Your mental health is important and mental health problems can’t be fixed overnight – if you develop a mental health problem due to the gang culture you’re living in it could take years for you to feel in control of your life again.

2) Prison

If you get caught doing gang crimes you’ll go to prison. Prison is not something to be taken lightly – you’ll waste years of your life behind bars.

It’s also a mistake to think you’ll be escaping the gang culture in prison. What if you’re put in the same cell as an opposing gang member? Prison is full of very dangerous criminals that you wouldn’t want to mess with and new inmates can get picked on. But in prison, unlike on the streets, there is nowhere to run.

3) Death

The reality is that gang members die all the time. Violence escalates quickly and for beating someone up you might get shot – revenge is always carried out and there are no rules on the street.

Gang life is a dangerous world where it’s eat or be eaten so while you’re involved in a gang, your life is in real danger. You could get yourself killed.

 

How do I leave?

It’s much easier to get into a gang than it is to leave. But, while leaving can be scary and dangerous, there is a way out and there are people and organisations out there who want to help you.

1) Make the decision – and stick to it

It’s important that you 100% make your mind up before starting the process. It may be a difficult journey, but it will be worth it in the end.

2) Contact an organisation who deals with getting gang members out

Gangsline is an organisation that’s run by ex-gang members who know the ropes. If you call them up on their confidential helpline number they can help you with your individual case and set you up on their mentoring programme.

St Giles Trust is another good organisation to get in contact with but only if you’re serious about leaving your gang. They can offer you one-to-one mentoring and can help you set up your new life away from gang crime.

I’m in a gang and I need to talk, who can I call?

If you’re feeling anxious and unhappy it’s important to talk your feelings through. When you’re in a gang it’s hard to find people you can really talk to and trust.

While organisations like Gangsline and St Giles Trust are great for helping you to leave your gang, their helplines aren’t supposed to be used for day-to-day counselling.

Call Childline’s confidential helpline or contact The Mix via phone or online chat to talk to professionals who know about mental health and can help you work through things that are worrying you.

If you have been affected by any of the issues in this programme, the following websites may be able to help.

Helpful sites:

Crimestoppers

St Giles Trust

Childline

Gangsline

The Mix

Premiership Rugby is Coming to Channel 5
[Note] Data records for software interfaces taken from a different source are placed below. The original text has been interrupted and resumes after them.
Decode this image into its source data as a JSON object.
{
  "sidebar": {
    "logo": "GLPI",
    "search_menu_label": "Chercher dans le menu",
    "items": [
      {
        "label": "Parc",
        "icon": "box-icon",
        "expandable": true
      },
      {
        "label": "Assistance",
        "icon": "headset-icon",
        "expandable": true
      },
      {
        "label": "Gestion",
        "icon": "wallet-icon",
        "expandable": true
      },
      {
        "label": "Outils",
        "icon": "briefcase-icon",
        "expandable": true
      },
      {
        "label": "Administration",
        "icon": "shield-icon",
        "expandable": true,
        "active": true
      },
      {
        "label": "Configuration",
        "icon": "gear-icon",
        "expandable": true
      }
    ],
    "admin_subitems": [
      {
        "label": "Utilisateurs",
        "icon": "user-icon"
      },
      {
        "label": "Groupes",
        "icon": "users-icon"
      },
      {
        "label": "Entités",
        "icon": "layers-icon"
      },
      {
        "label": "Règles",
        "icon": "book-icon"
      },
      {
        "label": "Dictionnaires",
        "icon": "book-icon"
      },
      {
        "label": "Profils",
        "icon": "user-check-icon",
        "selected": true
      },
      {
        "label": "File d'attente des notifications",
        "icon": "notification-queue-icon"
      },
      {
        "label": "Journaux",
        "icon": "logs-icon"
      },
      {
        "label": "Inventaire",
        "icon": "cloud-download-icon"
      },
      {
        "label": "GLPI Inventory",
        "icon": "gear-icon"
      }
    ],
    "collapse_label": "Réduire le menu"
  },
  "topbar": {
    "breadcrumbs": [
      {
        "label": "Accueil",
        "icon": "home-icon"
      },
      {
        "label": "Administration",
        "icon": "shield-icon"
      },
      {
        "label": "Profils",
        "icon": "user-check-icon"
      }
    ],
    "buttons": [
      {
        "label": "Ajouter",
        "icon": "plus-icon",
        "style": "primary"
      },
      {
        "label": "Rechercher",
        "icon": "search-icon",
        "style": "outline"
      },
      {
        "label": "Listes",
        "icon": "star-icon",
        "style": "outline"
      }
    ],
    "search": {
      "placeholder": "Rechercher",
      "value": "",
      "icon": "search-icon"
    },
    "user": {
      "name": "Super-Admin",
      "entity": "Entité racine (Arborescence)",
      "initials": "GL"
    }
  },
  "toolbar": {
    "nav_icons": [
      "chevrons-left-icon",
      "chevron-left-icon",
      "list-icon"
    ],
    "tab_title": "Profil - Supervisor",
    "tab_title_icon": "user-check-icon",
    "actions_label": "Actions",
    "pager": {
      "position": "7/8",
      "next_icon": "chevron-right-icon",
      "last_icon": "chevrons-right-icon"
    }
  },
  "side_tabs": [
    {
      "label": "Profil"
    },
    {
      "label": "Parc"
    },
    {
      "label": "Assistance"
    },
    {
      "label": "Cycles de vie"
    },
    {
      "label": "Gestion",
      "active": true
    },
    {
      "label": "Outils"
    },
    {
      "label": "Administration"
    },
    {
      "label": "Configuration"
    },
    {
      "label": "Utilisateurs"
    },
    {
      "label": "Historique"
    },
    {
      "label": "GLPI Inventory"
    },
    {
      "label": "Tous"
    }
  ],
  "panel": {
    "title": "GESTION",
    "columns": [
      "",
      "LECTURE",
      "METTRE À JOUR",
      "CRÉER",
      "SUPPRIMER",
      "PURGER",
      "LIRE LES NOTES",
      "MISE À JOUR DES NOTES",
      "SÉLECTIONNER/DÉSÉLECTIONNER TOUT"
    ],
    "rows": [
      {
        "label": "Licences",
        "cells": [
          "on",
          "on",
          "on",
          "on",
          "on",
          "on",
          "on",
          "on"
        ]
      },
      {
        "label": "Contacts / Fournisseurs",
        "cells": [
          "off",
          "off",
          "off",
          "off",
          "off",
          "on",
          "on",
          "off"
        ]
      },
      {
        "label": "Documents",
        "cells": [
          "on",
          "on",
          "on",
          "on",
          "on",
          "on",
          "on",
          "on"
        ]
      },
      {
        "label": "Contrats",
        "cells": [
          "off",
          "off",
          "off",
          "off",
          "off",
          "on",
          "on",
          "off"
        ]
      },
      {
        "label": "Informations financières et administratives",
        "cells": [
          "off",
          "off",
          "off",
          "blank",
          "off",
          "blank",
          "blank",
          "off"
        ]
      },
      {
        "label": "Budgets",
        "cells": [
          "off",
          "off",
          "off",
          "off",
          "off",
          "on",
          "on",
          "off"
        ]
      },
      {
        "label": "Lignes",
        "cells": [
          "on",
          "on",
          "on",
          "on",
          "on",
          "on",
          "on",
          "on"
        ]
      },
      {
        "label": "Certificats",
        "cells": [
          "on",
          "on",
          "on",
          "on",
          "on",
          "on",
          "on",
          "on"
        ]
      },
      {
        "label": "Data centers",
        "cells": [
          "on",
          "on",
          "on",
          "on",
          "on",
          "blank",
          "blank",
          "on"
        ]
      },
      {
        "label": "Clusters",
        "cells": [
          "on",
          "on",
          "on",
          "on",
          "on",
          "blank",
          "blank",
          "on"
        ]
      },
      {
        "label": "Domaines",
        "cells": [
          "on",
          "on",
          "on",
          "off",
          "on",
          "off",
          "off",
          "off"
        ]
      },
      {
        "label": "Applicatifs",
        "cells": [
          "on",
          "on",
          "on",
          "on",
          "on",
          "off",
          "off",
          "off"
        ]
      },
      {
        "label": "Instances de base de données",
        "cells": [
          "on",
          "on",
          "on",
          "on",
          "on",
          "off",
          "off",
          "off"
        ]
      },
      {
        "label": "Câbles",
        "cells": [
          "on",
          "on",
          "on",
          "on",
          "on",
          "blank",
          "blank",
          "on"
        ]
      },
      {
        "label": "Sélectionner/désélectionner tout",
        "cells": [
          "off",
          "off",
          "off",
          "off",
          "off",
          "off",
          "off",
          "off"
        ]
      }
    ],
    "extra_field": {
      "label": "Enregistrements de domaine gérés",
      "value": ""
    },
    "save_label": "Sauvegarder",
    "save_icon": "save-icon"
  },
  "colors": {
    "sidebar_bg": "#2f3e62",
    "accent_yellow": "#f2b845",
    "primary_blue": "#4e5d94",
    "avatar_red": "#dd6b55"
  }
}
Live Premiership Rugby to air on terrestrial TV for first time

Premiership Rugby matches will be shown live on terrestrial television for the first time in the competition’s history, as Premiership Rugby and Channel 5 today confirm a landmark four-year deal.

The agreement will see us broadcast five live games each season from 2017-18, as well as show a highlights programme every Sunday night, covering Premiership Rugby, Anglo-Welsh Cup and Premiership Rugby 7s.
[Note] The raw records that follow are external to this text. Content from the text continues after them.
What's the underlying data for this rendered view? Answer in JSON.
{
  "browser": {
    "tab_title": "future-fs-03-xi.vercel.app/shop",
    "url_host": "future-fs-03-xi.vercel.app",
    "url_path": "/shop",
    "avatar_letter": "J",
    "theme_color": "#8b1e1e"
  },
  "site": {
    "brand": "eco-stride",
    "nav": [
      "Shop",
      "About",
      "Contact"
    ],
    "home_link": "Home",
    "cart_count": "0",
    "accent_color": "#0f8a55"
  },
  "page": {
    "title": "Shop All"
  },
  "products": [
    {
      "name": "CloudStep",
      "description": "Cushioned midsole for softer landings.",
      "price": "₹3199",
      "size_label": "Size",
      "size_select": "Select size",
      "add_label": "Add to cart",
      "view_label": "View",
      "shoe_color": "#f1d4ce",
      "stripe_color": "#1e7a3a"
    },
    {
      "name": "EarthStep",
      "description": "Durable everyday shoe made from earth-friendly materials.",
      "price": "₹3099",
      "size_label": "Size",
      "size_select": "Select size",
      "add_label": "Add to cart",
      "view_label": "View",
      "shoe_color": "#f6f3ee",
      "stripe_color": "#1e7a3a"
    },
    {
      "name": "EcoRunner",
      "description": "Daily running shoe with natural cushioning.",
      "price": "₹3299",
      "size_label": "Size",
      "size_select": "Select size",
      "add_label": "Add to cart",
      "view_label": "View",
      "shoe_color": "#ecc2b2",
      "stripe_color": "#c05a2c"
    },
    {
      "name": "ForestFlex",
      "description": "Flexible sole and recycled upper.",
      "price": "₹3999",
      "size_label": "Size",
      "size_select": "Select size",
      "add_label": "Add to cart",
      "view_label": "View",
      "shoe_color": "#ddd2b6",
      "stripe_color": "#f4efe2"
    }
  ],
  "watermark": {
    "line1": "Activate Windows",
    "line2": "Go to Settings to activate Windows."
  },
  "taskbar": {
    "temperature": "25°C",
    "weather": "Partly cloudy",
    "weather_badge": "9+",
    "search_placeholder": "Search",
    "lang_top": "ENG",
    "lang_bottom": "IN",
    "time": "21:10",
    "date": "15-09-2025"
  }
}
This new deal for club rugby adds to our growing sports portfolio, which includes live boxing and motor sports (including live Formula E Racing), weekly football highlights from across the EFL, as well as its acclaimed cricket highlights package showcasing all England home games. The channel also demonstrated its commitment to live sport recently by providing a terrestrial home for live cricket (also simulcast with BT Sport) for the first time in over a decade, earlier this year, when it broadcast five T20 fixtures from the Australian Big Bash League.

We’ll also be showing a weekly highlights programme. The show will feature all the action from around the grounds, and is set to be fronted by recognised names, as well as featuring the insights of former and current players.